Listen to some variations of the following when you're in town:
Exact Time is not Required
"Baka"(Maybe) in the conversation below does not really mean "no" but more probably means "yes." Sometimes, it probably means "no."
Andres: Punta ka ba rito ngayong gabi? (Are you coming tonight?)
Pedro: Baka. (Maybe)
Andres: Anong oras? (What time?)
Pedro: Pagkakain ng hapunan (After supper.)
Andres: Okey (Okay)
"Before noon" (bago tumanghali) more probably means before lunchtime.
Maria: Kelan ang uwi mo? (When are you coming home?)
Ana: Sa makalawa (two days after today)
Maria: Susunduin ka ba namin? (Would you like us to fetch you?)
Ana: Wag na lang (No need)
Maria: Nandito ka na kaya bago tumanghali? (Would you be here before noon?)
Ana: Tingnan natin, baka mabagal sa airport (Let's see, it could take long at the airport)
Kagabi (last night), Kahapon (yesterday), Kanina (A while ago) -- Time is measured based on the speaker's perceived distance from the event and is automatically related to his activity closest to that event.
Mamang Pulis: Anong nangyayari dito? (What's happening here?)
Miron: Nagwala po yung asawa ng kapitbahay namin (Our neighbor's husband ran amok)

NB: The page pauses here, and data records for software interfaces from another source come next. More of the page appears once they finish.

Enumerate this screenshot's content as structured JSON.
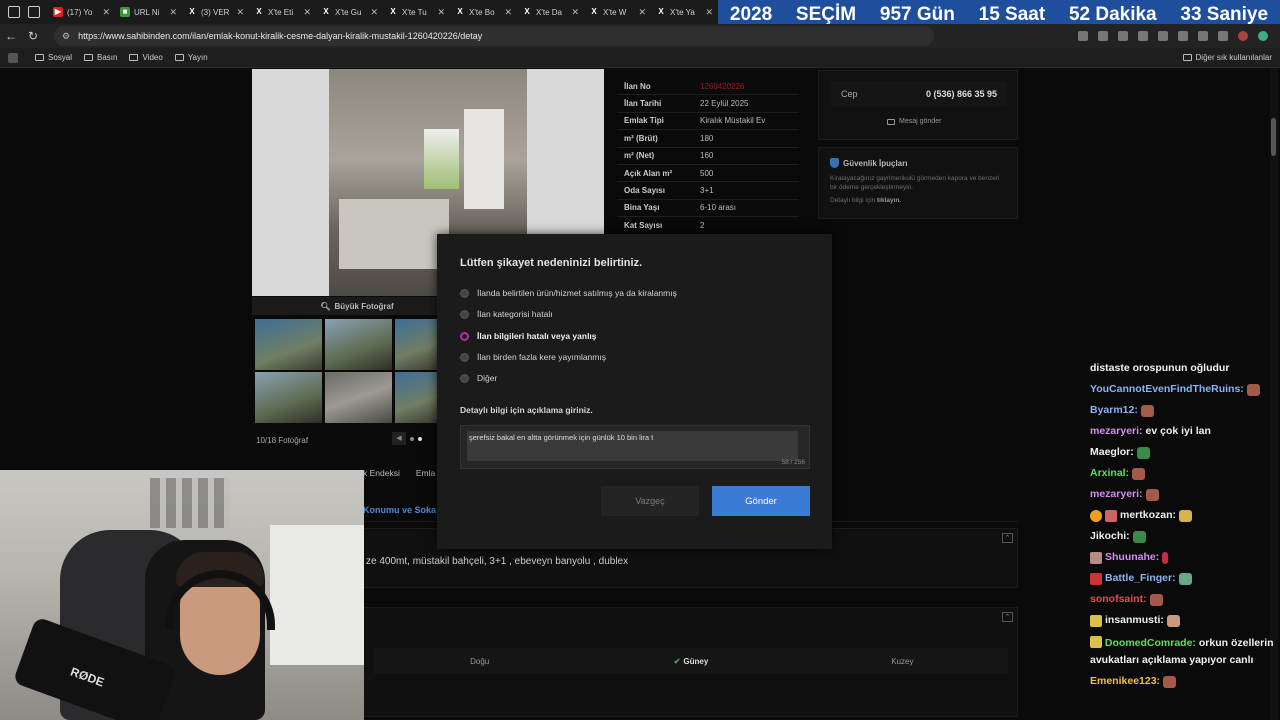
{
  "browser": {
    "tabs": [
      {
        "title": "(17) Yo",
        "fav_color": "#e02020",
        "fav_icon": "youtube-icon"
      },
      {
        "title": "URL Ni",
        "fav_color": "#3a9a3a",
        "fav_icon": "url-icon"
      },
      {
        "title": "(3) VER",
        "fav_color": "#000000",
        "fav_icon": "x-icon"
      },
      {
        "title": "X'te Eti",
        "fav_color": "#000000",
        "fav_icon": "x-icon"
      },
      {
        "title": "X'te Gu",
        "fav_color": "#000000",
        "fav_icon": "x-icon"
      },
      {
        "title": "X'te Tu",
        "fav_color": "#000000",
        "fav_icon": "x-icon"
      },
      {
        "title": "X'te Bo",
        "fav_color": "#000000",
        "fav_icon": "x-icon"
      },
      {
        "title": "X'te Da",
        "fav_color": "#000000",
        "fav_icon": "x-icon"
      },
      {
        "title": "X'te W",
        "fav_color": "#000000",
        "fav_icon": "x-icon"
      },
      {
        "title": "X'te Ya",
        "fav_color": "#000000",
        "fav_icon": "x-icon"
      }
    ],
    "url": "https://www.sahibinden.com/ilan/emlak-konut-kiralik-cesme-dalyan-kiralik-mustakil-1260420226/detay",
    "bookmarks": [
      "Sosyal",
      "Basın",
      "Video",
      "Yayın"
    ],
    "other_bookmarks": "Diğer sık kullanılanlar"
  },
  "countdown": {
    "year": "2028",
    "label": "SEÇİM",
    "days": "957 Gün",
    "hours": "15 Saat",
    "minutes": "52 Dakika",
    "seconds": "33 Saniye"
  },
  "listing": {
    "big_photo": "Büyük Fotoğraf",
    "photo_count": "10/18 Fotoğraf",
    "details": [
      {
        "k": "İlan No",
        "v": "1260420226",
        "red": true
      },
      {
        "k": "İlan Tarihi",
        "v": "22 Eylül 2025"
      },
      {
        "k": "Emlak Tipi",
        "v": "Kiralık Müstakil Ev"
      },
      {
        "k": "m² (Brüt)",
        "v": "180"
      },
      {
        "k": "m² (Net)",
        "v": "160"
      },
      {
        "k": "Açık Alan m²",
        "v": "500"
      },
      {
        "k": "Oda Sayısı",
        "v": "3+1"
      },
      {
        "k": "Bina Yaşı",
        "v": "6-10 arası"
      },
      {
        "k": "Kat Sayısı",
        "v": "2"
      }
    ],
    "phone_label": "Cep",
    "phone_number": "0 (536) 866 35 95",
    "send_message": "Mesaj gönder",
    "safety_title": "Güvenlik İpuçları",
    "safety_text": "Kiralayacağınız gayrimenkulü görmeden kapora ve benzeri bir ödeme gerçekleştirmeyin.",
    "safety_more_prefix": "Detaylı bilgi için",
    "safety_more_link": "tıklayın.",
    "tab_partial_1": "k Endeksi",
    "tab_partial_2": "Emla",
    "location_tab": "Konumu ve Soka",
    "description": "ze 400mt, müstakil bahçeli, 3+1 , ebeveyn banyolu , dublex",
    "directions": {
      "west": "Doğu",
      "south": "Güney",
      "north": "Kuzey"
    }
  },
  "modal": {
    "title": "Lütfen şikayet nedeninizi belirtiniz.",
    "options": [
      "İlanda belirtilen ürün/hizmet satılmış ya da kiralanmış",
      "İlan kategorisi hatalı",
      "İlan bilgileri hatalı veya yanlış",
      "İlan birden fazla kere yayımlanmış",
      "Diğer"
    ],
    "selected_index": 2,
    "detail_label": "Detaylı bilgi için açıklama giriniz.",
    "textarea_value": "şerefsiz bakal en altta görünmek için günlük 10 bin lira t",
    "char_count": "58 / 256",
    "cancel_label": "Vazgeç",
    "send_label": "Gönder"
  },
  "webcam": {
    "mic_brand": "RØDE"
  },
  "chat": [
    {
      "user": "",
      "msg": "distaste orospunun oğludur",
      "color": "#f0f0f0"
    },
    {
      "user": "YouCannotEvenFindTheRuins:",
      "msg": "",
      "color": "#8ab4f8"
    },
    {
      "user": "Byarm12:",
      "msg": "",
      "color": "#8ab4f8"
    },
    {
      "user": "mezaryeri:",
      "msg": "ev çok iyi lan",
      "color": "#d88ef0"
    },
    {
      "user": "Maeglor:",
      "msg": "",
      "color": "#f0f0f0"
    },
    {
      "user": "Arxinal:",
      "msg": "",
      "color": "#5ce05c"
    },
    {
      "user": "mezaryeri:",
      "msg": "",
      "color": "#d88ef0"
    },
    {
      "user": "mertkozan:",
      "msg": "",
      "color": "#f0f0f0"
    },
    {
      "user": "Jikochi:",
      "msg": "",
      "color": "#f0f0f0"
    },
    {
      "user": "Shuunahe:",
      "msg": "",
      "color": "#d88ef0"
    },
    {
      "user": "Battle_Finger:",
      "msg": "",
      "color": "#8ab4f8"
    },
    {
      "user": "sonofsaint:",
      "msg": "",
      "color": "#e05050"
    },
    {
      "user": "insanmusti:",
      "msg": "",
      "color": "#f0f0f0"
    },
    {
      "user": "DoomedComrade:",
      "msg": "orkun özellerin avukatları açıklama yapıyor canlı",
      "color": "#5ce05c"
    },
    {
      "user": "Emenikee123:",
      "msg": "",
      "color": "#f0c040"
    }
  ]
}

Mamang Pulis: Mga anong oras nangyari? (What time did it happen?)
Miron: Kagabi pa po.(Last night)
Mamang Pulis: Mga alas --? (At exactly what time?)
Miron: Basta po nakatulog na po kami, nagising na lang kami. (We were already asleep, we were awakened [by this])
People may follow up with questions such as: Kailan kanina? (when a while ago?) or
Mga anong oras kahapon (what time yesterday?).
...is not by the clock but by day-division: umaga (morning); tanghali (noontime); hapon (afternoon); gabi (nightime); hatinggabi (midnight); madaling araw (dawn)
Literary transitions (early Tagalog)
The next time you ask a Filipino; "What time are you coming?" Don't be shocked if he doesn't give you an exact time, but will say instead, "Tingnan ko, basta bago gumabi." (Ill see, but surely, before night comes.) And if a Filipina answers, "tingnan natin" (We'll see), to the question "Kailan?" (When?) this probably means either a short while from the time it was said or a duration of from now on to kingdom come.Do you want to add to this list of Filipino Idioms about Filipino time?
Go to the Market
Two hundred pesos.
Dalawang daang piso po.
Will you sell it for less?
Wala na po bang tawad?
I can give it at 190, that's it.
Tapat na po sa 190.
Ok I'll buy it.
Sige bibilhin ko.
Mango trees are part of the Philippine landscape. The freshest and sweetest mangoes are found in Zambales, Panggasinan, and in Negros province in the Visayas.
Going Abroad? It's a totally different culture out there.
and find out for yourself.